## WHAT YOU NEED TO DO
Which lines hold the string "name"? Copy each of them from the material below.
:: MATERIAL SHOWN
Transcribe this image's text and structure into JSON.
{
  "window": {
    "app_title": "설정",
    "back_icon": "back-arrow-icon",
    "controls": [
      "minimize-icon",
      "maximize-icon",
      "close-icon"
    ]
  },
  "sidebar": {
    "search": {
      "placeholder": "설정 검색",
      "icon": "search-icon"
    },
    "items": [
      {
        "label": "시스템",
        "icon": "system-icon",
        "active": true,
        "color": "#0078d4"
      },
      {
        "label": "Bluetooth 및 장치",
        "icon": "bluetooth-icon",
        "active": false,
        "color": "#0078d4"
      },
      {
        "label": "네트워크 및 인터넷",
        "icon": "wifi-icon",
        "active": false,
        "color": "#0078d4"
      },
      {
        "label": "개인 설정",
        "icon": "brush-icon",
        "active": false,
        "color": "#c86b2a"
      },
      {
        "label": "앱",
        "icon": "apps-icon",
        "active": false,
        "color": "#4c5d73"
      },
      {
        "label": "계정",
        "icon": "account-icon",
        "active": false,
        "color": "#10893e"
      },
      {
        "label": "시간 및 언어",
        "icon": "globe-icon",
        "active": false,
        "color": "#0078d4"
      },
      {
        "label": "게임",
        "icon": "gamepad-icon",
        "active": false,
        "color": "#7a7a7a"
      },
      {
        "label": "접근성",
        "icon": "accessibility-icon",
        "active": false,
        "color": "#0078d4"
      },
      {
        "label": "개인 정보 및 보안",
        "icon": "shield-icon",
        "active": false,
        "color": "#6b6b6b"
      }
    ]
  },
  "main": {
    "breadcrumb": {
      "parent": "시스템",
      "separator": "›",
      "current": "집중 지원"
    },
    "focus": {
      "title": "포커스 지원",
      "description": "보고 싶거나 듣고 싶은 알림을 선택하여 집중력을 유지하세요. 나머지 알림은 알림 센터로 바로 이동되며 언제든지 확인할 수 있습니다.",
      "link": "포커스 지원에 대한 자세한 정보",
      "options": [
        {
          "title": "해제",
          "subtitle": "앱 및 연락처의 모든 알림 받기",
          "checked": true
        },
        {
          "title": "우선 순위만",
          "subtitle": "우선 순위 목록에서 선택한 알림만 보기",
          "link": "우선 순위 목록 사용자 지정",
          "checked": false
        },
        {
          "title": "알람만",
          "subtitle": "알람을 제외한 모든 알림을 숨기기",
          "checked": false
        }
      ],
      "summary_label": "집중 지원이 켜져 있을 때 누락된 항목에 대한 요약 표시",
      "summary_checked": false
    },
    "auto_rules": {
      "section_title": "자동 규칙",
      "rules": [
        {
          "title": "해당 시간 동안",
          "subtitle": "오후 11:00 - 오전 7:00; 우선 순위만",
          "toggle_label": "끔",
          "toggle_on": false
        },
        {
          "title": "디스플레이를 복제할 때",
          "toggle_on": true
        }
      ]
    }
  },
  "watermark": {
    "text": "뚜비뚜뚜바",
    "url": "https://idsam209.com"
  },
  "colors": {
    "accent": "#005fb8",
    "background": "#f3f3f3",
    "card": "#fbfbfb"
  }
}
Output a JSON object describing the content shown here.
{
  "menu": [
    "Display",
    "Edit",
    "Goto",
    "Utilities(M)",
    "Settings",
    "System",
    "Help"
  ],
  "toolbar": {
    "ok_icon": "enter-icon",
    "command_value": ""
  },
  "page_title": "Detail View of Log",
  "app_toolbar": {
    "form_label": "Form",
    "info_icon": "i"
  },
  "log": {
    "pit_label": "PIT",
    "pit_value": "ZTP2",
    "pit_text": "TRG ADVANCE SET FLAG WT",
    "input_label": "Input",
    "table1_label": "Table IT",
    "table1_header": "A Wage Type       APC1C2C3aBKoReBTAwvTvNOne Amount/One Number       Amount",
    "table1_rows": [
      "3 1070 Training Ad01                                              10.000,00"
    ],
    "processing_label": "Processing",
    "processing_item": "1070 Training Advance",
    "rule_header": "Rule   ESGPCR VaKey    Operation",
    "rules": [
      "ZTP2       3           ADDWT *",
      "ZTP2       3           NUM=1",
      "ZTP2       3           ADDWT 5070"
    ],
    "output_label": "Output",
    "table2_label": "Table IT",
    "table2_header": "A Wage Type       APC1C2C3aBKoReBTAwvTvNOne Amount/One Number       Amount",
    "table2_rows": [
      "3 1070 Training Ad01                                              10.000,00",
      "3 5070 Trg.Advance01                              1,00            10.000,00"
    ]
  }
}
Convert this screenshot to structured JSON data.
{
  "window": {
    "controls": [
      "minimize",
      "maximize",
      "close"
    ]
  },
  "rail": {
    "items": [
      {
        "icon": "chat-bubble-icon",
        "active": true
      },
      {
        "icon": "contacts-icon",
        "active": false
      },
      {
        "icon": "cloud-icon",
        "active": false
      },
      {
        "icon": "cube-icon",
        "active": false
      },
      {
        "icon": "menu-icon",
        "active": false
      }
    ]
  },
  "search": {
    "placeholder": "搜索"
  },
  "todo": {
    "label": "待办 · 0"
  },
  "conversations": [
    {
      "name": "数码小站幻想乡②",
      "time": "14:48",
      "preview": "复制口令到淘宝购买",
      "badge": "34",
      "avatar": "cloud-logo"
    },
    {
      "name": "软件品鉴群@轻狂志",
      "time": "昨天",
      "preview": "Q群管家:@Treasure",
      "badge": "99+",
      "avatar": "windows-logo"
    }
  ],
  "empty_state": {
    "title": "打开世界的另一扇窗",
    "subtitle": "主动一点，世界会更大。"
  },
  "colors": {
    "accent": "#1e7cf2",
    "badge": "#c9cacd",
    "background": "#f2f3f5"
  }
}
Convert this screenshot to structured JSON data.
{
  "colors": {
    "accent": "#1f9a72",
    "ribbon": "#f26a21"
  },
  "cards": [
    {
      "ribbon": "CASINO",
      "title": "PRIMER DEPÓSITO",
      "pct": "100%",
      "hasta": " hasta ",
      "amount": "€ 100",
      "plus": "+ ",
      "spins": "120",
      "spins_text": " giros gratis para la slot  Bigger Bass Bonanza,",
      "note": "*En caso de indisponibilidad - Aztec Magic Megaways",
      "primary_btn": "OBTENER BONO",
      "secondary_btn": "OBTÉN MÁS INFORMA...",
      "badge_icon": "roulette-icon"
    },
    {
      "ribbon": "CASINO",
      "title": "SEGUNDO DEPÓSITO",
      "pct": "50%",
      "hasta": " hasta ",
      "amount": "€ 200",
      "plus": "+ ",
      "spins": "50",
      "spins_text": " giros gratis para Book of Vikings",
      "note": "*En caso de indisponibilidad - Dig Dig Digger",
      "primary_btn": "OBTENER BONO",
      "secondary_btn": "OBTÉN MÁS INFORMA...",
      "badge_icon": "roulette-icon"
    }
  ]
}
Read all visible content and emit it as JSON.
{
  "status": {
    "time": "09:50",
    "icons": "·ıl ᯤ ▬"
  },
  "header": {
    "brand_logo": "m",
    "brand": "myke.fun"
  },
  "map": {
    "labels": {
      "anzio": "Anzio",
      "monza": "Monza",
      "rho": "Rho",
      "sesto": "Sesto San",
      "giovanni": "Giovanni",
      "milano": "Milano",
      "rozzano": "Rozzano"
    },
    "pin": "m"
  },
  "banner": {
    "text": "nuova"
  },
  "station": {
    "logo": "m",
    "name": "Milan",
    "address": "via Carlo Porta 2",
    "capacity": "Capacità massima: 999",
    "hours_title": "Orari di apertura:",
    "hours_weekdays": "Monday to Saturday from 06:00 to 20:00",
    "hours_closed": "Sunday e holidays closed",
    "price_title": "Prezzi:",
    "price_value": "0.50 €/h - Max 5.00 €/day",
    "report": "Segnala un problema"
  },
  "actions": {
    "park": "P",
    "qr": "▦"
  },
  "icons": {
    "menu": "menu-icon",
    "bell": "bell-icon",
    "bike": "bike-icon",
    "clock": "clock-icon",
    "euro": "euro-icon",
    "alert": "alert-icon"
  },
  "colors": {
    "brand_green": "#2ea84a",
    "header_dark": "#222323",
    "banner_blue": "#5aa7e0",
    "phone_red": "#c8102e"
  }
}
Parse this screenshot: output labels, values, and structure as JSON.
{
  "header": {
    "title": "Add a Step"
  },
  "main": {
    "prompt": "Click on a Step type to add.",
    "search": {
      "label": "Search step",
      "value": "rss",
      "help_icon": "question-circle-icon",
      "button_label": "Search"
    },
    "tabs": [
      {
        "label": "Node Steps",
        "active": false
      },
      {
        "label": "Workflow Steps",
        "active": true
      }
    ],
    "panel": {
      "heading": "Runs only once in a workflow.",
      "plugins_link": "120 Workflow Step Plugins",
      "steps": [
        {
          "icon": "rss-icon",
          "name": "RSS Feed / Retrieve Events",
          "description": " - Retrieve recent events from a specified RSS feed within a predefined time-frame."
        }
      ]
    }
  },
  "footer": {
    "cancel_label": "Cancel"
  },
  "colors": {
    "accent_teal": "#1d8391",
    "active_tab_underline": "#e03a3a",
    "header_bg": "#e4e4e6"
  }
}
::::
## ANSWER AREA
      "name": "数码小站幻想乡②",
      "name": "软件品鉴群@轻狂志",
    "name": "Milan",
          "name": "RSS Feed / Retrieve Events",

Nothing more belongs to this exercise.